Updated: September 25, 2012 10:38AM
School: Bishop Noll Institute, Class of 2014
At home: mother, Susan; father, Curtis; brother, Nathaniel, 13; sister, Alyssa, 15
Besides school and home responsibilities, how do you spend your time? “When I have free time, which is usually on the weekends and in the summer only, I like to read fiction — especially fantasy and some areas of nonfiction like World War II, the Cold War, ancient history, and Victorian literature.
“I also like to play video games — PC games; I really don’t like console (games). Then, I like to look up things I’m interested in on Wikipedia, YouTube, and other sites like that. Having so much information available I think can have practical uses, if you forget a book at school or don’t want to bring those bulky textbooks home, usually it will be online.

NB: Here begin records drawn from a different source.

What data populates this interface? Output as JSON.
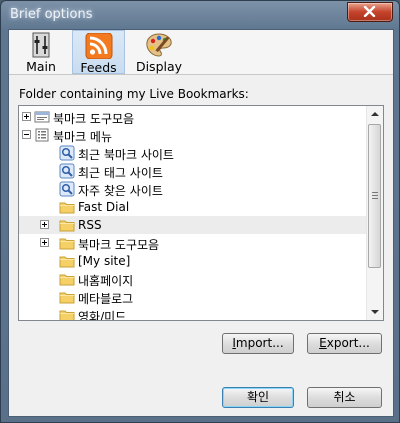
{
  "window": {
    "title": "Brief options"
  },
  "toolbar": {
    "panes": [
      {
        "label": "Main",
        "icon": "main-settings-icon",
        "selected": false
      },
      {
        "label": "Feeds",
        "icon": "rss-feed-icon",
        "selected": true
      },
      {
        "label": "Display",
        "icon": "palette-icon",
        "selected": false
      }
    ]
  },
  "feeds": {
    "folder_label": "Folder containing my Live Bookmarks:",
    "tree": [
      {
        "label": "북마크 도구모음",
        "icon": "bookmark-toolbar-icon",
        "expander": "plus",
        "level": 0
      },
      {
        "label": "북마크 메뉴",
        "icon": "bookmark-menu-icon",
        "expander": "minus",
        "level": 0
      },
      {
        "label": "최근 북마크 사이트",
        "icon": "smart-query-icon",
        "expander": "none",
        "level": 1
      },
      {
        "label": "최근 태그 사이트",
        "icon": "smart-query-icon",
        "expander": "none",
        "level": 1
      },
      {
        "label": "자주 찾은 사이트",
        "icon": "smart-query-icon",
        "expander": "none",
        "level": 1
      },
      {
        "label": "Fast Dial",
        "icon": "folder-icon",
        "expander": "none",
        "level": 1
      },
      {
        "label": "RSS",
        "icon": "folder-icon",
        "expander": "plus",
        "level": 1
      },
      {
        "label": "북마크 도구모음",
        "icon": "folder-icon",
        "expander": "plus",
        "level": 1
      },
      {
        "label": "[My site]",
        "icon": "folder-icon",
        "expander": "none",
        "level": 1
      },
      {
        "label": "내홈페이지",
        "icon": "folder-icon",
        "expander": "none",
        "level": 1
      },
      {
        "label": "메타블로그",
        "icon": "folder-icon",
        "expander": "none",
        "level": 1
      },
      {
        "label": "영화/미드",
        "icon": "folder-icon",
        "expander": "none",
        "level": 1
      }
    ],
    "import_pre": "",
    "import_key": "I",
    "import_post": "mport...",
    "export_pre": "",
    "export_key": "E",
    "export_post": "xport..."
  },
  "dialog": {
    "ok_label": "확인",
    "cancel_label": "취소"
  },
  "colors": {
    "selected_pane": "#c9dcf0",
    "folder": "#f5d067",
    "rss": "#f47a20"
  }
}
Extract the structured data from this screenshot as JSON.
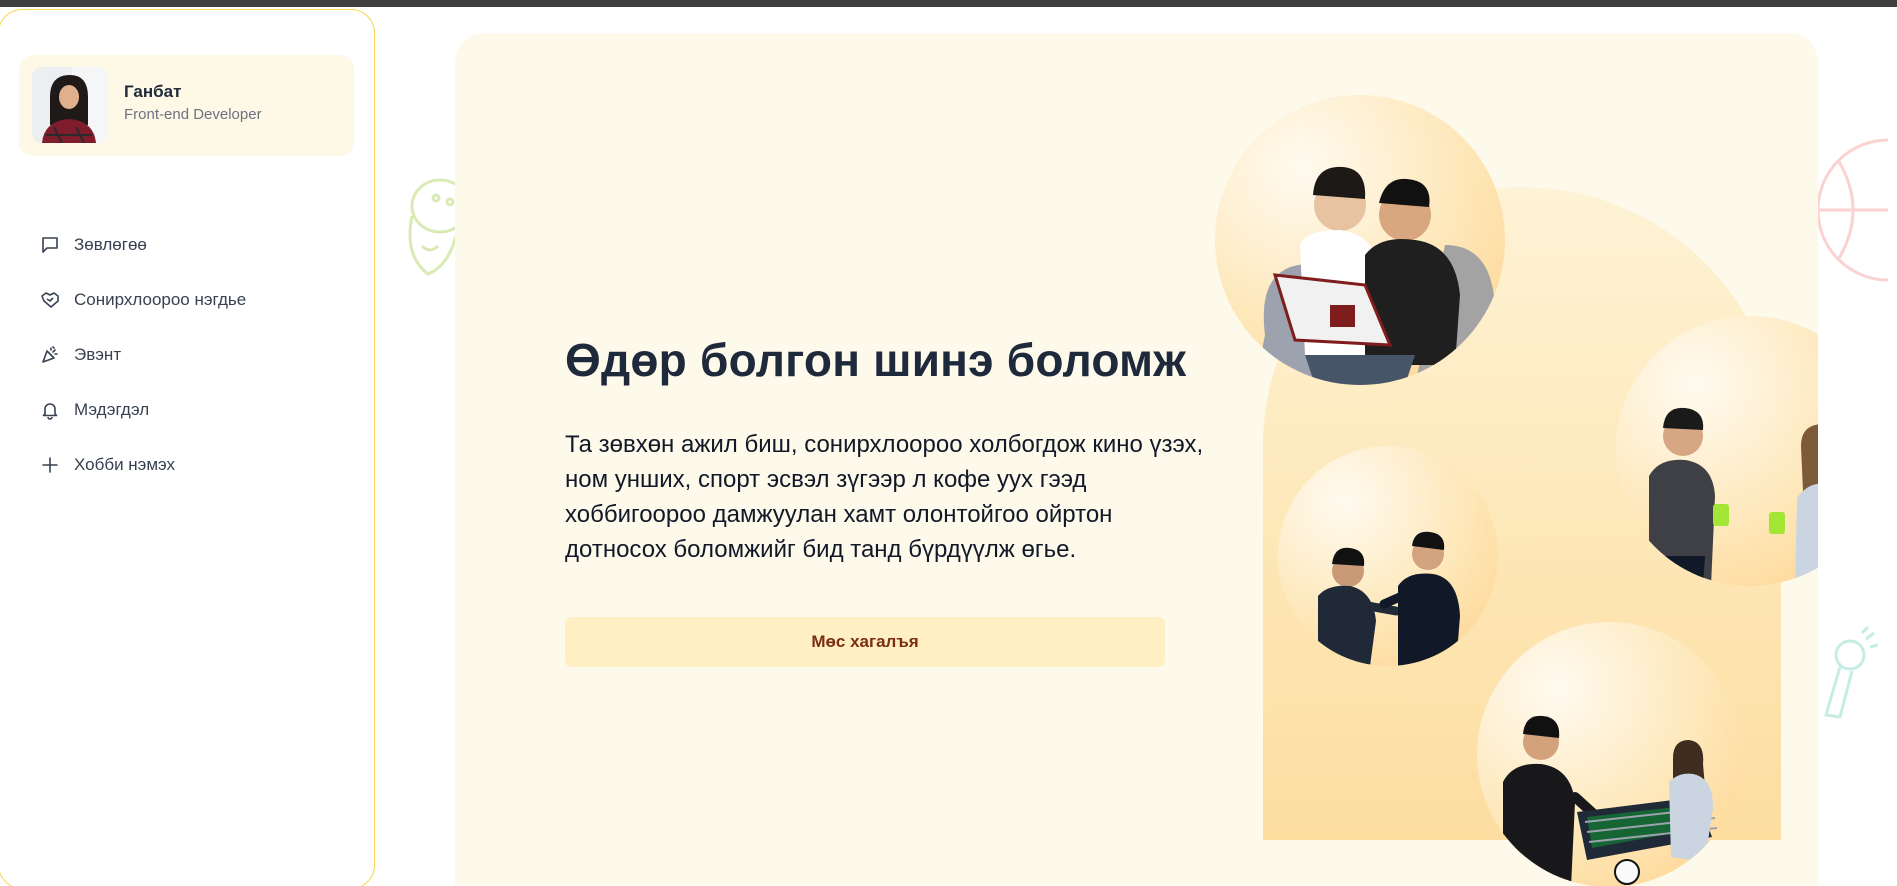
{
  "profile": {
    "name": "Ганбат",
    "role": "Front-end Developer"
  },
  "sidebar": {
    "items": [
      {
        "label": "Зөвлөгөө",
        "icon": "chat-bubble-icon"
      },
      {
        "label": "Сонирхлоороо нэгдье",
        "icon": "handshake-icon"
      },
      {
        "label": "Эвэнт",
        "icon": "party-popper-icon"
      },
      {
        "label": "Мэдэгдэл",
        "icon": "bell-icon"
      },
      {
        "label": "Хобби нэмэх",
        "icon": "plus-icon"
      }
    ]
  },
  "hero": {
    "title": "Өдөр болгон шинэ боломж",
    "description": "Та зөвхөн ажил биш, сонирхлоороо холбогдож кино үзэх, ном унших, спорт эсвэл зүгээр л кофе уух гээд хоббигоороо дамжуулан хамт олонтойгоо ойртон дотносох боломжийг бид танд бүрдүүлж өгье.",
    "button_label": "Мөс хагалъя"
  },
  "colors": {
    "accent": "#fcd34d",
    "card_bg": "#fefaeb",
    "button_bg": "#fef0c2",
    "button_text": "#7c2d12"
  }
}
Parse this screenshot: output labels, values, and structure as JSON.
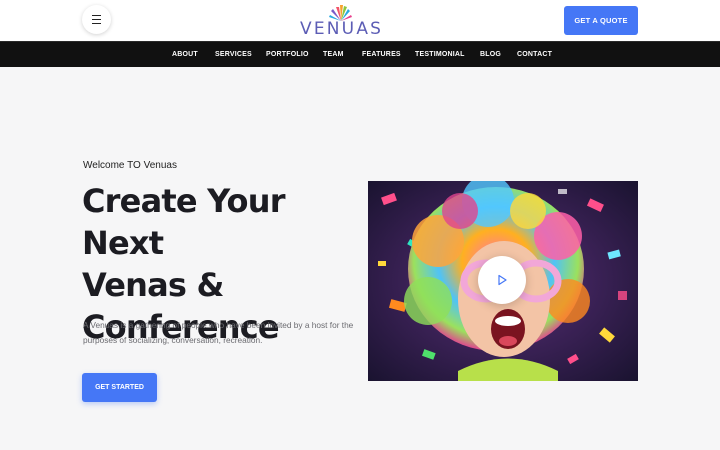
{
  "brand": {
    "name": "VENUAS",
    "logo_colors": [
      "#f2546a",
      "#f7a12c",
      "#8cc63f",
      "#29a9e0",
      "#7a5bc7",
      "#e83e8c"
    ]
  },
  "header": {
    "menu_icon": "hamburger-icon",
    "quote_label": "GET A QUOTE"
  },
  "nav": {
    "items": [
      {
        "label": "ABOUT"
      },
      {
        "label": "SERVICES"
      },
      {
        "label": "PORTFOLIO"
      },
      {
        "label": "TEAM"
      },
      {
        "label": "FEATURES"
      },
      {
        "label": "TESTIMONIAL"
      },
      {
        "label": "BLOG"
      },
      {
        "label": "CONTACT"
      }
    ]
  },
  "hero": {
    "welcome": "Welcome TO Venuas",
    "title_line1": "Create Your Next",
    "title_line2": "Venas &",
    "title_line3": "Conference",
    "description": "A Venuas is a gathering of people who have been invited by a host for the purposes of socializing, conversation, recreation.",
    "cta_label": "GET STARTED",
    "play_icon": "play-icon"
  },
  "colors": {
    "accent": "#4577f6",
    "nav_bg": "#111111",
    "page_bg": "#f6f6f7"
  }
}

“And, if there’s something in the book that isn’t explained so you can understand it, you can find it explained a different way on the Internet.”
What are the main sources of inspiration for the values you have? “I think the two things that have influenced my values the most are my parents and Boy Scouts.
“My parents formed what I consider my morals. Being church-going and moral people in general, I picked up a lot of that from them.
“And there is a little bit of difference in viewpoints between my mom and dad sometimes because my father’s Lutheran and my mom is Catholic. There are not all that many differences, but there are some. Some of those have served to strengthen my opinions about certain things.
“Boy Scouts, particularly because I knew so many people and most of us went to grade school together, I was constantly surrounded by people who had similar viewpoints. I went all the way up to an Eagle Scout.”
What are your future plans? “I honestly haven’t thought a whole lot about that. My parents went to college, so I’ll definitely go to college somehow.
“I thought a little about the military. A lot of people told me I should think about the priesthood. So, I have a couple things to think about.”
You used the word nerd to describe yourself once. What’s the difference between a nerd and a geek? “I’ve always thought that geek implies a person who is more mathematical and (into) gadgets. I guess (they’re) technically oriented, in general, whereas a nerd is more of an academic person — someone who reads a lot and has good powers of analysis.
“One of my friends who goes to Munster (High School) is very mathematical. He does things like Pascal’s Triangle and that kind of thing in his free time. So, I’d consider him more of a geek; whereas, I’d consider myself more of a nerd because I read a lot and have sort of a general knowledge of a lot of general things.”
When Noll teacher Marisa Renwald nominated you, she said you have a specific interest in Victorian-era literature. Talk about that. “I do enjoy that time period a lot. I got into it probably in eighth-grade. I read ‘Dracula’ and ‘Frankenstein’ and ‘Dr. Jekyll and Mr. Hyde.’
“Recently... I read ‘Picture of Dorian Gray’ by Oscar Wilde. I read some of his plays, and one of them was called ‘An Ideal Husband.’
“My sister jokes that I am the only person in the world who can laugh at Victorian literature; the authors were brilliant ... in the word play and things like that . … I also like fiction, mostly fantasy. ‘Percy Jackson’ is ... very well-written and funny.”
— Compiled by
Anthony D. Alonzo,